Three years ago three young Dalit boys were killed by police fire in Thangadh, a town in Gujrat. So far, there has been no trial. “We have been raising this issue since September 2012,” Pradeep says, “We presented the case to the United Nations, and launched a petition in the Gujrat High Court. But we don’t expect any result. Whenever police are involved in killings we are not able to get justice for the Dalit family.”
In his last statement to the police, just before he died on the way to hospital, Raju Bairwa identified the nine men who had attacked him. He knew them well, as they were the same men who had been harassing his family for 25 years. In one incident, 500 people gathered around the Bairwa family’s house. When they started shooting, three family members were wounded, Raju among them. Some years later, Raju’s elder brother was found dead under suspicious circumstances. The case remains unresolved.
Three years ago, these same nine men were sentenced to three years imprisonment for multiple instances of harassment of the Bairwa family. But as they belong to upper caste families with powerful political ties, they were able to bail themselves out.
At the time of writing, only six of the nine accused have been arrested for Raju’s death. Three remain free due to “insufficient evidence.” Meanwhile, the upper caste community continues to occupy the Bairwa’s land, and is holding meetings to have the case settled.
“We were wrong to believe that education would eradicate untouchability,” sighs Mimroth, “The dominant mindset in Rajasthan is still guided by the caste system. It will take more than 100 years to change that.”
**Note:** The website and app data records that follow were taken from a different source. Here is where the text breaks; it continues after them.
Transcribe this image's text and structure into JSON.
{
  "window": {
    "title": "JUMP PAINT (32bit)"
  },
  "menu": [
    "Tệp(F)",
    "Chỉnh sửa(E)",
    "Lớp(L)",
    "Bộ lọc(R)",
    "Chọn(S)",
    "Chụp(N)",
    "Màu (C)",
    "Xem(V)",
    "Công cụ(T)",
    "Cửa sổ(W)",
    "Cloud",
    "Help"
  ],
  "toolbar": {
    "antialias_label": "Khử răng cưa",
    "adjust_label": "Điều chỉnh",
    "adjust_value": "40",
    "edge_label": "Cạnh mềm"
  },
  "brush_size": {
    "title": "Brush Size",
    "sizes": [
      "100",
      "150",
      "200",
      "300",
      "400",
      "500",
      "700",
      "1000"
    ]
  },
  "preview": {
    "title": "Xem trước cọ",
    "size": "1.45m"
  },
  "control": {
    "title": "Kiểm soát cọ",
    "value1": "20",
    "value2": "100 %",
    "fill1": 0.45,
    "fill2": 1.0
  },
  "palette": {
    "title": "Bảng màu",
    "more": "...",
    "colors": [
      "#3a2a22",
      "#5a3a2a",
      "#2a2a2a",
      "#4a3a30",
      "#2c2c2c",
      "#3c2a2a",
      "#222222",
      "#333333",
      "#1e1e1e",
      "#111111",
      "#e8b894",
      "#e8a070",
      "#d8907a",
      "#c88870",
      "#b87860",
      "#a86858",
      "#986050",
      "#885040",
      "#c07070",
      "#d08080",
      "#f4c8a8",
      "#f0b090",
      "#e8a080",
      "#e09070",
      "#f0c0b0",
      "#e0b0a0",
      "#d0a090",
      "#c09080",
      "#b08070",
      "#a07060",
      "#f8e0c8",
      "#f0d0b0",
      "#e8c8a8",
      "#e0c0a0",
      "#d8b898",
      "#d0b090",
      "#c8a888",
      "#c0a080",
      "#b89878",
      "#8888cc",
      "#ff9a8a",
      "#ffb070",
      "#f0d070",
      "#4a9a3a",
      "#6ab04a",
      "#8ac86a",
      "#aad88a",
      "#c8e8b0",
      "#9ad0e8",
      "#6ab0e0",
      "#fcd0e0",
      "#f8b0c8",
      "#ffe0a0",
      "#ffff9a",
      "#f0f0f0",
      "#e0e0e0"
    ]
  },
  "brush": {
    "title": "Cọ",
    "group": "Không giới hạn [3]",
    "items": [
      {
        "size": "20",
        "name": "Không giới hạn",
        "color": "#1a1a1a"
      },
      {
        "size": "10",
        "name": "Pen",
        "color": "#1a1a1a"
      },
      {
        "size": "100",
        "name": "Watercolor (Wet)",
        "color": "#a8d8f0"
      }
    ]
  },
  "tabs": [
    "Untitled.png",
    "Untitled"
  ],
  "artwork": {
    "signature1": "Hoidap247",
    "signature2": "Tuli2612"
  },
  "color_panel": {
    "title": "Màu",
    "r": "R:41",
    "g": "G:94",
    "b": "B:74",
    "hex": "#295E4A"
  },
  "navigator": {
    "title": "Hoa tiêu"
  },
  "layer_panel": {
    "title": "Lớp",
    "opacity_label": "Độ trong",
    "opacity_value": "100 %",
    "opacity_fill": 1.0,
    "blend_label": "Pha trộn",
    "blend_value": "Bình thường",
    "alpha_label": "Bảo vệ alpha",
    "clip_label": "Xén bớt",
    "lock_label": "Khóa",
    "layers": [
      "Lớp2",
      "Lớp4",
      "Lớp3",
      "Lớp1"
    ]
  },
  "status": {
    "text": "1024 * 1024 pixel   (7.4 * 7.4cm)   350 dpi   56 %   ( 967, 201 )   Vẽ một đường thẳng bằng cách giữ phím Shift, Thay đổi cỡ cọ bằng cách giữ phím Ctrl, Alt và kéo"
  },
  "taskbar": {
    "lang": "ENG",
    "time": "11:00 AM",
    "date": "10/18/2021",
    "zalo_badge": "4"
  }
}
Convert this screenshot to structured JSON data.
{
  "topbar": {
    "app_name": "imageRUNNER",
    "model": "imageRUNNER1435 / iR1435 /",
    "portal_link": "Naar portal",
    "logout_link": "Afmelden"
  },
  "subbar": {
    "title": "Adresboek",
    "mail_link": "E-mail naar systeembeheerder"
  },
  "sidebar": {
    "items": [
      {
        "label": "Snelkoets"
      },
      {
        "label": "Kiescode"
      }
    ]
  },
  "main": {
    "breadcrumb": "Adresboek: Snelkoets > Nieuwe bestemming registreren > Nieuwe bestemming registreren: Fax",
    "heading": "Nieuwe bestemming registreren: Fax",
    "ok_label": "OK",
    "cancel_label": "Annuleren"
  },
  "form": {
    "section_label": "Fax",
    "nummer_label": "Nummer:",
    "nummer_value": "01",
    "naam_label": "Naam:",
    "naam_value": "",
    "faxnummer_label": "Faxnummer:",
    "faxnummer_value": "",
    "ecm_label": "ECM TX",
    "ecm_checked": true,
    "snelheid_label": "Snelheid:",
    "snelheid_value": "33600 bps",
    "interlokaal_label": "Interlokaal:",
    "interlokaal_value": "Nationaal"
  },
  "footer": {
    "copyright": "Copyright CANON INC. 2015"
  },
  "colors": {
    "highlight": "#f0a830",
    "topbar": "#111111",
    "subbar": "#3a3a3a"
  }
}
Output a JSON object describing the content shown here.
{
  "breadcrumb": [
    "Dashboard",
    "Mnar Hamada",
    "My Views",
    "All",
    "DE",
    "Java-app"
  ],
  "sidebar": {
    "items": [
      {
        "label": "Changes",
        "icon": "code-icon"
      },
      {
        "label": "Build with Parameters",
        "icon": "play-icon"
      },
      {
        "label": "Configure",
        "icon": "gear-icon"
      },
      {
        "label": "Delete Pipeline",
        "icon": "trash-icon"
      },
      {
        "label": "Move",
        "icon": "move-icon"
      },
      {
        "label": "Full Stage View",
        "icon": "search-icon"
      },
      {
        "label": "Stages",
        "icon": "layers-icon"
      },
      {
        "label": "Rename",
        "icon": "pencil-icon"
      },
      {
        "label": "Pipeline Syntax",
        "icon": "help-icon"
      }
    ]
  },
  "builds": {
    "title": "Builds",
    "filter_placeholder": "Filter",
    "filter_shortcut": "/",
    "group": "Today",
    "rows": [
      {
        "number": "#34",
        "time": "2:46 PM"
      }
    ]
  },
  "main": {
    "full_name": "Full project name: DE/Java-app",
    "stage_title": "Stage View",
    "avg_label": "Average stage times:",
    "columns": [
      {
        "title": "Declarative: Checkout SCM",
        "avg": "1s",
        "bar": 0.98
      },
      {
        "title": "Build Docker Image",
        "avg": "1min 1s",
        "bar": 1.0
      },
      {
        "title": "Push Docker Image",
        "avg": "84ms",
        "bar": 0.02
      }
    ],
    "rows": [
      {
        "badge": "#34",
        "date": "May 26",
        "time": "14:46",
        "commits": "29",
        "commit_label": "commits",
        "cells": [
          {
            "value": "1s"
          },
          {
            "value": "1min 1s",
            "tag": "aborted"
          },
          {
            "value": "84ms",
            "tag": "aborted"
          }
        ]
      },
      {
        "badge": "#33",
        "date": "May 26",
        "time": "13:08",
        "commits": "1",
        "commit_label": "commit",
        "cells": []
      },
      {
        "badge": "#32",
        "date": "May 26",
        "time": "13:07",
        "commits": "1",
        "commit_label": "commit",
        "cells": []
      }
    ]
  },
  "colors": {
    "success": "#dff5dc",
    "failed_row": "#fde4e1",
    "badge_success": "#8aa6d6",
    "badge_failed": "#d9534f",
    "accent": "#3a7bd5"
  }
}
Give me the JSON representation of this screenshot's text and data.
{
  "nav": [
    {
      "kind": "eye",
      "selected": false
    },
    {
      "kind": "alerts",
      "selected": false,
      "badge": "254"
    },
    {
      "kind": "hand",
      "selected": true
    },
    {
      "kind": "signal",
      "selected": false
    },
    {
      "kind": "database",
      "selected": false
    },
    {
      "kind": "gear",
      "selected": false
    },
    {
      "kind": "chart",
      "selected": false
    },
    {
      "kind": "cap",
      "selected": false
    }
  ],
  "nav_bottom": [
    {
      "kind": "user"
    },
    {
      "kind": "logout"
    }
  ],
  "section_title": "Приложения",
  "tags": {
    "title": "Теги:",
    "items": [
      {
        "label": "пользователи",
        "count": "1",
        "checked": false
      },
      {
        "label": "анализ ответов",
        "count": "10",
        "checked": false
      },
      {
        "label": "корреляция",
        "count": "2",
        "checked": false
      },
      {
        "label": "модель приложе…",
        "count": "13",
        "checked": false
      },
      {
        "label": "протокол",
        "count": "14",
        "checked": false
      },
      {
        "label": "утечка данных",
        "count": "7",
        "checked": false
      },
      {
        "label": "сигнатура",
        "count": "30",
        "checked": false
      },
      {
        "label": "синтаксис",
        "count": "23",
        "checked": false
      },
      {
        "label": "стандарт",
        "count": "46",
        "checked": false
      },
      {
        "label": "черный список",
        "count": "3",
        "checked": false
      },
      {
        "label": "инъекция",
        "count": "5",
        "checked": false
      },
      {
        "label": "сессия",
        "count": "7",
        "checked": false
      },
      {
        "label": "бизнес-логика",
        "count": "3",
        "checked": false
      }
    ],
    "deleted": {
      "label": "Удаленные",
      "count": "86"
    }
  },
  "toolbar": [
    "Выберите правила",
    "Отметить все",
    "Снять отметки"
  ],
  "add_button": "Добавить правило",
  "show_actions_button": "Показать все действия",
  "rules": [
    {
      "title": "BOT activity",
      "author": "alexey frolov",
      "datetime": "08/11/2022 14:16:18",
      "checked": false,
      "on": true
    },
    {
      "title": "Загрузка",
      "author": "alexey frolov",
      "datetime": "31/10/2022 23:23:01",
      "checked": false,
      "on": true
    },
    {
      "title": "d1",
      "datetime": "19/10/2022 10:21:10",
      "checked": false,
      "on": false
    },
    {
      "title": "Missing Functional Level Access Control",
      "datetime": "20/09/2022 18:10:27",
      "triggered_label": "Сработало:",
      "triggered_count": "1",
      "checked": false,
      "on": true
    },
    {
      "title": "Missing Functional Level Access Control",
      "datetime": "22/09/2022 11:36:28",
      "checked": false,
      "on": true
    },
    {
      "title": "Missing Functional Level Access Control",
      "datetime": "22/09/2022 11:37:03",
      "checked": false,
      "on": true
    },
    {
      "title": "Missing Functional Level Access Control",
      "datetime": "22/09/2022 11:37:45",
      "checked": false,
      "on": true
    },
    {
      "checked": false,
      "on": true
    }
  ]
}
Hanne Couderé is a Belgian freelance journalist specializing in South Asia who writes for various print media about international politics, migration and conflict.
While Cricketers Make Crores, This National Level Boxer Is Forced To Collect Garbage To Make Ends Meet!
That we treat cricketers like gods is probably India’s most ill-kept secret. While cricketers sign deals worth hundreds of crores to endorse hair oils, shoes and just about everything they can get their hands on, they buy motorsports teams, launch their own clothing labels, date actresses, buy bikes worth your 3-years salary – in a nutshell – they are living it up like rockstars. And they should too – cricket is a huge sport in India. The problem is not that cricketers make a lot of money, but the fact that several other sportsmen don’t make any.
A prime example of this is national-level gold medal-winning boxer Kamal Kumar who is now forced to collect garbage from door to door to make a living. Kamal said that he wanted to become the pride of the nation, but the government remained ignorant and so he didn’t get any financial support.
“I am sad because even after playing at national level I was not able to get a fourth class job. I am doing this job of collecting garbage for a living, as I have a family who is dependent on me,” Kamal is quoted as saying by ANI. “I have four children and two of them are boxers. I train my elder son, who is also a national level player. I was very much passionate about boxing but got no financial support. I am sure my children will fulfill my dream,” he added.